Weekend Report: Why Your Lume Looks Brighter When You Don’t Look Straight At It
Last week, we imparted to you a pleasant piece of data on a common optical – or perhaps we should say, neurological – deception: chronostasis, a wonder where the mind can now and again over-gauge the length of a specific occasion. This is the nervous system science behind the supposed “halted clock” fantasy , in which it can appear as though the hands of a watch or clock have halted quickly when you look at them. A peruser asked us in the comments area in the event that we knew why the lume on a watch can look more splendid when you’re not gazing straight toward it – there’s a lovely straightforward response to this one too. It’s in reality a lot less complex than the clarification for the halted clock hallucination, and it has to do with the design of the eye – explicitly, the retina.
The eye works, fundamentally, similar to a camera; there is a focal point at the front, which shines light and undertakings an image of what you are taking a gander at onto the rear of the eye. At the rear of the eye is the retina – a sheet of light touchy cells that produce nerve signals when light hits them. Those nerve signals travel, by means of the optic nerves, to the visual cortex of your cerebrum, where they’re deciphered. (In transit, the optic nerves get over one another at the supposed optic chiasm. There’s a little bunch of nerve cells directly over that, called the suprachiasmic core, which controls rest, and which screens the optic nerves – which is the reason an excess of fake light around evening time can cause insomnia.)
There are two essential sorts of cells in the retina: poles, and cones. Cone cells are for the most part found in the focal point of the retina, and they give sharp shading vision. Pole cells are disseminated around the focal locale, and give greyscale, low-light vision (which is the reason the world appears to be less vivid around evening time). At the point when you gaze straight toward something, you are utilizing generally the focal retina, which implies for the most part cone cells. That is just a small portion of your visual field, though.
If, then again, you look somewhat away from something, you’re utilizing for the most part pole cells, which are considerably more delicate to light – and any low light source will look more brilliant. This is a notable stunt to observational stargazers too, who realize that in the event that you need to see a low-light star all the more effectively, you really need to look marginally away from it. All things being equal, this bodes well from an endurance point of view – for a great deal of mankind’s set of experiences our most noticeably terrible hunters were nighttime trap stalkers, and having the option to see something prowling in your fringe vision in awful light involved survival.
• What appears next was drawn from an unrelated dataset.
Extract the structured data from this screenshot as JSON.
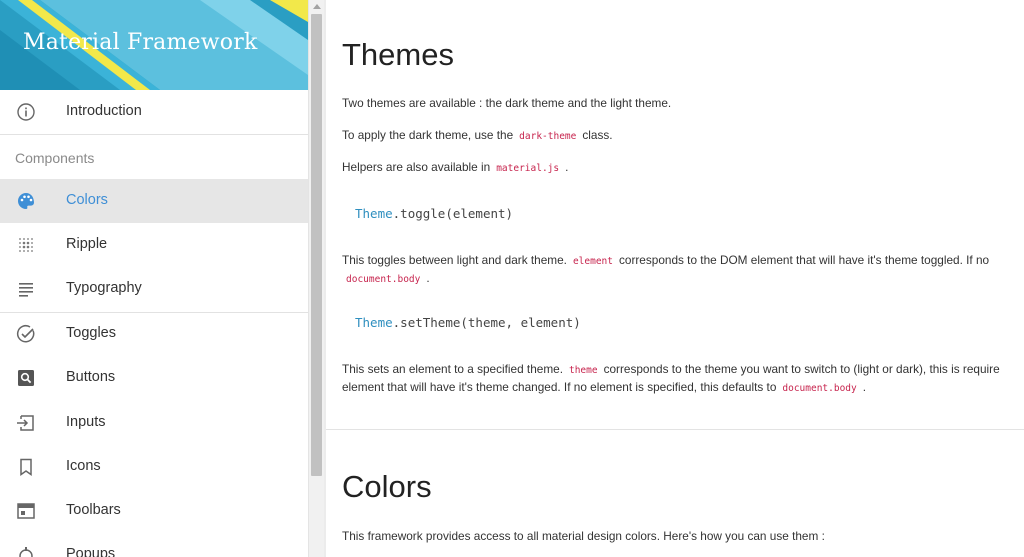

So now you know.
Bonus round: how to see your own vulnerable side. Where the optic nerve leaves the eye has no retinal cells on it, however your mind fills in the hole so you don’t as a rule see it. However, you can, and here’s the ticket. To start with, shut your left eye. At that point, hold your forefingers together about a foot from your correct eye. Presently, keep your left finger still, and gradually begin to move your correct finger to one side. At the point when it gets around six or so crawls from the left finger, you’ll see the tip of the correct finger vanish as the light from it falls on your vulnerable side. Here’s the stunt: you need to keep zeroed in on the left finger, or it will not work, and you have a solid reflex that focuses your eyes at any moving item in your visual field. Best of luck! Furthermore, look at a watch from Montblanc we took a gander at as of late that has a beautiful cool gleam in obscurity stunt.